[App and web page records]
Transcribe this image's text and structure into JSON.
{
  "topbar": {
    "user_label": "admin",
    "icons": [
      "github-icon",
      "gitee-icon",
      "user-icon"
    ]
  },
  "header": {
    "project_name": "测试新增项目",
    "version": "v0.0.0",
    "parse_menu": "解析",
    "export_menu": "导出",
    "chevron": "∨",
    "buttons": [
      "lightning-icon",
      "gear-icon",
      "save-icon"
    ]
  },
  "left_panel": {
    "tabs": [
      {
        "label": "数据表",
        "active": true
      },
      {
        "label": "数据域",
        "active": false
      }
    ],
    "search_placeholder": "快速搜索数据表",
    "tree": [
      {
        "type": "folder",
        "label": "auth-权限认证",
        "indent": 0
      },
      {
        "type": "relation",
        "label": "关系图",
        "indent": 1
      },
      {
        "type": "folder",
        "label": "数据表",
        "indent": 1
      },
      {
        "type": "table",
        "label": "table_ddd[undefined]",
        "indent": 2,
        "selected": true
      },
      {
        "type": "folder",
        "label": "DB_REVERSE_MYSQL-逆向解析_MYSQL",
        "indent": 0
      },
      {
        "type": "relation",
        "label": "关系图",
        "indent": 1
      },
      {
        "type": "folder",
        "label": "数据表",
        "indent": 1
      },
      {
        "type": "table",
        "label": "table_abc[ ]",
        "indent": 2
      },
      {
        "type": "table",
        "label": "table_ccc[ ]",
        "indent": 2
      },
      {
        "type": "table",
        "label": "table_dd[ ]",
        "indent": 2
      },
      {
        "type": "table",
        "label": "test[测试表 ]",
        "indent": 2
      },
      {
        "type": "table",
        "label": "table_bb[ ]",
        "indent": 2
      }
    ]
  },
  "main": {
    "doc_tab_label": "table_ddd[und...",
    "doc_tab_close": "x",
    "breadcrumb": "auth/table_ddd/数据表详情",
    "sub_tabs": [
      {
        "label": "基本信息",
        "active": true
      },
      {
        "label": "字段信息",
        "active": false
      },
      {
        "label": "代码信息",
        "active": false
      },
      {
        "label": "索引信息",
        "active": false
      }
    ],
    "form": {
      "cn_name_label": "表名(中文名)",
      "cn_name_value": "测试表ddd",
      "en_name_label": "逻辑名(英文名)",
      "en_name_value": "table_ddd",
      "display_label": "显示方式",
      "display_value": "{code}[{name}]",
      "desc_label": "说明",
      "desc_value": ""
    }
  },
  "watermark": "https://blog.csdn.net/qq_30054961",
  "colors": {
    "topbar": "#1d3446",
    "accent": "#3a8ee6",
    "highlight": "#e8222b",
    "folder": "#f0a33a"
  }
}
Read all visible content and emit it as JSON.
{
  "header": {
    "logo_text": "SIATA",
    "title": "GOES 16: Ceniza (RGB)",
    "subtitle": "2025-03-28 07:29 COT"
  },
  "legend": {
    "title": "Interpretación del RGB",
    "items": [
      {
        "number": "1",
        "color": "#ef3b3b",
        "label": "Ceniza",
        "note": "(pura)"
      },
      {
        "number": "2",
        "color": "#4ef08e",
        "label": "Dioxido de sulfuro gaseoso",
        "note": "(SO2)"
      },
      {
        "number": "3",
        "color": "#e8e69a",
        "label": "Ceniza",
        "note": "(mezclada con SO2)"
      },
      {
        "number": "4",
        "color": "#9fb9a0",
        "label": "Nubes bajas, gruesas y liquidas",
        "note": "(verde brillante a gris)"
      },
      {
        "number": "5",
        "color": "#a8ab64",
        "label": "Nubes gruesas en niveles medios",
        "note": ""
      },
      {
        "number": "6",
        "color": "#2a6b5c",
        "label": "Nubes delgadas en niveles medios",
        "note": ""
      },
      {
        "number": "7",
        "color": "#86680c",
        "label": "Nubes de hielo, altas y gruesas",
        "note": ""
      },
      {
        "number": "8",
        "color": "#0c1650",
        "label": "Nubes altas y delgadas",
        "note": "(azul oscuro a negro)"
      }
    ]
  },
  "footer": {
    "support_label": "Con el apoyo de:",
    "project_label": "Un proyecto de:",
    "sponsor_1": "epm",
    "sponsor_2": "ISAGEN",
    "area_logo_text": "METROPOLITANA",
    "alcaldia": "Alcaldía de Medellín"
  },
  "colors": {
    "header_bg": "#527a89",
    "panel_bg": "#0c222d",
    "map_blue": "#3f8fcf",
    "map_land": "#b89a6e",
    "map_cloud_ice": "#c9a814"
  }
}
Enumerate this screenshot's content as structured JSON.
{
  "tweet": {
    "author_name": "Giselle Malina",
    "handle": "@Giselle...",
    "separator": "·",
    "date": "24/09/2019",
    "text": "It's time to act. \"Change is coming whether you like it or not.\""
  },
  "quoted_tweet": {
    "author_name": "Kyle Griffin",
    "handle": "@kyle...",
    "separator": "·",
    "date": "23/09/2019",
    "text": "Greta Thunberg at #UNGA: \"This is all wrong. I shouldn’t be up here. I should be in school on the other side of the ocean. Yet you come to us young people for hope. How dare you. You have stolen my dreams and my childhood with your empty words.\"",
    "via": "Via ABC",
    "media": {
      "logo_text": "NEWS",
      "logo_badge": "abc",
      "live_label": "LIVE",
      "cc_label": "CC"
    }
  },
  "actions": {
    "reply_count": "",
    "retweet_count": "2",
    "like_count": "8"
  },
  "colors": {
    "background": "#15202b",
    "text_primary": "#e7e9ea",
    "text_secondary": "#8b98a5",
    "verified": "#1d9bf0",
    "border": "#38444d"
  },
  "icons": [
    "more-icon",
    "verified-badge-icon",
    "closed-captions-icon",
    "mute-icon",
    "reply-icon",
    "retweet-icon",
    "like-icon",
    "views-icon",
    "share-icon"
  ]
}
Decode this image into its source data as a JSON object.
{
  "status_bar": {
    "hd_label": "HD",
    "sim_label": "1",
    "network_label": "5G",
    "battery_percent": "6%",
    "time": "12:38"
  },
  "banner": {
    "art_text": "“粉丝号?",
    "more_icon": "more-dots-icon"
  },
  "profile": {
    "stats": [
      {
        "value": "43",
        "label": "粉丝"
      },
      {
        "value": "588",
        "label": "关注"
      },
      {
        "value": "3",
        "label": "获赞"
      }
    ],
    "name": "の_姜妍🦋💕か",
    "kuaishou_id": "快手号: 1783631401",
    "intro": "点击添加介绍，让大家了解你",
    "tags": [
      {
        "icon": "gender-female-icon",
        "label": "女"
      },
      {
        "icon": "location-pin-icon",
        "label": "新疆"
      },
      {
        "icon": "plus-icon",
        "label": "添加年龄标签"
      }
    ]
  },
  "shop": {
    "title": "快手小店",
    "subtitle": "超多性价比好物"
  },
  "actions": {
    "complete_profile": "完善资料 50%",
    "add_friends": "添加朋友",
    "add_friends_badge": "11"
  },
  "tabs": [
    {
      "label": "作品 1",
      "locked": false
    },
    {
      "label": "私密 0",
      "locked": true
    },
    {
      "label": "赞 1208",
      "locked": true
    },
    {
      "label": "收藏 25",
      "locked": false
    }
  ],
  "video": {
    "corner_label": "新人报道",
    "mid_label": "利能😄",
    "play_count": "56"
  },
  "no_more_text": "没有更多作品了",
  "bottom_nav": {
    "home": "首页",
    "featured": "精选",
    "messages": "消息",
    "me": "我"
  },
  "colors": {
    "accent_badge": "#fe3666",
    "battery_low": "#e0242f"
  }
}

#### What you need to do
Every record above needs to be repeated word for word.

#### Exercise result
Transcribe this image's text and structure into JSON.
{
  "topbar": {
    "user_label": "admin",
    "icons": [
      "github-icon",
      "gitee-icon",
      "user-icon"
    ]
  },
  "header": {
    "project_name": "测试新增项目",
    "version": "v0.0.0",
    "parse_menu": "解析",
    "export_menu": "导出",
    "chevron": "∨",
    "buttons": [
      "lightning-icon",
      "gear-icon",
      "save-icon"
    ]
  },
  "left_panel": {
    "tabs": [
      {
        "label": "数据表",
        "active": true
      },
      {
        "label": "数据域",
        "active": false
      }
    ],
    "search_placeholder": "快速搜索数据表",
    "tree": [
      {
        "type": "folder",
        "label": "auth-权限认证",
        "indent": 0
      },
      {
        "type": "relation",
        "label": "关系图",
        "indent": 1
      },
      {
        "type": "folder",
        "label": "数据表",
        "indent": 1
      },
      {
        "type": "table",
        "label": "table_ddd[undefined]",
        "indent": 2,
        "selected": true
      },
      {
        "type": "folder",
        "label": "DB_REVERSE_MYSQL-逆向解析_MYSQL",
        "indent": 0
      },
      {
        "type": "relation",
        "label": "关系图",
        "indent": 1
      },
      {
        "type": "folder",
        "label": "数据表",
        "indent": 1
      },
      {
        "type": "table",
        "label": "table_abc[ ]",
        "indent": 2
      },
      {
        "type": "table",
        "label": "table_ccc[ ]",
        "indent": 2
      },
      {
        "type": "table",
        "label": "table_dd[ ]",
        "indent": 2
      },
      {
        "type": "table",
        "label": "test[测试表 ]",
        "indent": 2
      },
      {
        "type": "table",
        "label": "table_bb[ ]",
        "indent": 2
      }
    ]
  },
  "main": {
    "doc_tab_label": "table_ddd[und...",
    "doc_tab_close": "x",
    "breadcrumb": "auth/table_ddd/数据表详情",
    "sub_tabs": [
      {
        "label": "基本信息",
        "active": true
      },
      {
        "label": "字段信息",
        "active": false
      },
      {
        "label": "代码信息",
        "active": false
      },
      {
        "label": "索引信息",
        "active": false
      }
    ],
    "form": {
      "cn_name_label": "表名(中文名)",
      "cn_name_value": "测试表ddd",
      "en_name_label": "逻辑名(英文名)",
      "en_name_value": "table_ddd",
      "display_label": "显示方式",
      "display_value": "{code}[{name}]",
      "desc_label": "说明",
      "desc_value": ""
    }
  },
  "watermark": "https://blog.csdn.net/qq_30054961",
  "colors": {
    "topbar": "#1d3446",
    "accent": "#3a8ee6",
    "highlight": "#e8222b",
    "folder": "#f0a33a"
  }
}
Read all visible content and emit it as JSON.
{
  "header": {
    "logo_text": "SIATA",
    "title": "GOES 16: Ceniza (RGB)",
    "subtitle": "2025-03-28 07:29 COT"
  },
  "legend": {
    "title": "Interpretación del RGB",
    "items": [
      {
        "number": "1",
        "color": "#ef3b3b",
        "label": "Ceniza",
        "note": "(pura)"
      },
      {
        "number": "2",
        "color": "#4ef08e",
        "label": "Dioxido de sulfuro gaseoso",
        "note": "(SO2)"
      },
      {
        "number": "3",
        "color": "#e8e69a",
        "label": "Ceniza",
        "note": "(mezclada con SO2)"
      },
      {
        "number": "4",
        "color": "#9fb9a0",
        "label": "Nubes bajas, gruesas y liquidas",
        "note": "(verde brillante a gris)"
      },
      {
        "number": "5",
        "color": "#a8ab64",
        "label": "Nubes gruesas en niveles medios",
        "note": ""
      },
      {
        "number": "6",
        "color": "#2a6b5c",
        "label": "Nubes delgadas en niveles medios",
        "note": ""
      },
      {
        "number": "7",
        "color": "#86680c",
        "label": "Nubes de hielo, altas y gruesas",
        "note": ""
      },
      {
        "number": "8",
        "color": "#0c1650",
        "label": "Nubes altas y delgadas",
        "note": "(azul oscuro a negro)"
      }
    ]
  },
  "footer": {
    "support_label": "Con el apoyo de:",
    "project_label": "Un proyecto de:",
    "sponsor_1": "epm",
    "sponsor_2": "ISAGEN",
    "area_logo_text": "METROPOLITANA",
    "alcaldia": "Alcaldía de Medellín"
  },
  "colors": {
    "header_bg": "#527a89",
    "panel_bg": "#0c222d",
    "map_blue": "#3f8fcf",
    "map_land": "#b89a6e",
    "map_cloud_ice": "#c9a814"
  }
}
Enumerate this screenshot's content as structured JSON.
{
  "tweet": {
    "author_name": "Giselle Malina",
    "handle": "@Giselle...",
    "separator": "·",
    "date": "24/09/2019",
    "text": "It's time to act. \"Change is coming whether you like it or not.\""
  },
  "quoted_tweet": {
    "author_name": "Kyle Griffin",
    "handle": "@kyle...",
    "separator": "·",
    "date": "23/09/2019",
    "text": "Greta Thunberg at #UNGA: \"This is all wrong. I shouldn’t be up here. I should be in school on the other side of the ocean. Yet you come to us young people for hope. How dare you. You have stolen my dreams and my childhood with your empty words.\"",
    "via": "Via ABC",
    "media": {
      "logo_text": "NEWS",
      "logo_badge": "abc",
      "live_label": "LIVE",
      "cc_label": "CC"
    }
  },
  "actions": {
    "reply_count": "",
    "retweet_count": "2",
    "like_count": "8"
  },
  "colors": {
    "background": "#15202b",
    "text_primary": "#e7e9ea",
    "text_secondary": "#8b98a5",
    "verified": "#1d9bf0",
    "border": "#38444d"
  },
  "icons": [
    "more-icon",
    "verified-badge-icon",
    "closed-captions-icon",
    "mute-icon",
    "reply-icon",
    "retweet-icon",
    "like-icon",
    "views-icon",
    "share-icon"
  ]
}
Decode this image into its source data as a JSON object.
{
  "status_bar": {
    "hd_label": "HD",
    "sim_label": "1",
    "network_label": "5G",
    "battery_percent": "6%",
    "time": "12:38"
  },
  "banner": {
    "art_text": "“粉丝号?",
    "more_icon": "more-dots-icon"
  },
  "profile": {
    "stats": [
      {
        "value": "43",
        "label": "粉丝"
      },
      {
        "value": "588",
        "label": "关注"
      },
      {
        "value": "3",
        "label": "获赞"
      }
    ],
    "name": "の_姜妍🦋💕か",
    "kuaishou_id": "快手号: 1783631401",
    "intro": "点击添加介绍，让大家了解你",
    "tags": [
      {
        "icon": "gender-female-icon",
        "label": "女"
      },
      {
        "icon": "location-pin-icon",
        "label": "新疆"
      },
      {
        "icon": "plus-icon",
        "label": "添加年龄标签"
      }
    ]
  },
  "shop": {
    "title": "快手小店",
    "subtitle": "超多性价比好物"
  },
  "actions": {
    "complete_profile": "完善资料 50%",
    "add_friends": "添加朋友",
    "add_friends_badge": "11"
  },
  "tabs": [
    {
      "label": "作品 1",
      "locked": false
    },
    {
      "label": "私密 0",
      "locked": true
    },
    {
      "label": "赞 1208",
      "locked": true
    },
    {
      "label": "收藏 25",
      "locked": false
    }
  ],
  "video": {
    "corner_label": "新人报道",
    "mid_label": "利能😄",
    "play_count": "56"
  },
  "no_more_text": "没有更多作品了",
  "bottom_nav": {
    "home": "首页",
    "featured": "精选",
    "messages": "消息",
    "me": "我"
  },
  "colors": {
    "accent_badge": "#fe3666",
    "battery_low": "#e0242f"
  }
}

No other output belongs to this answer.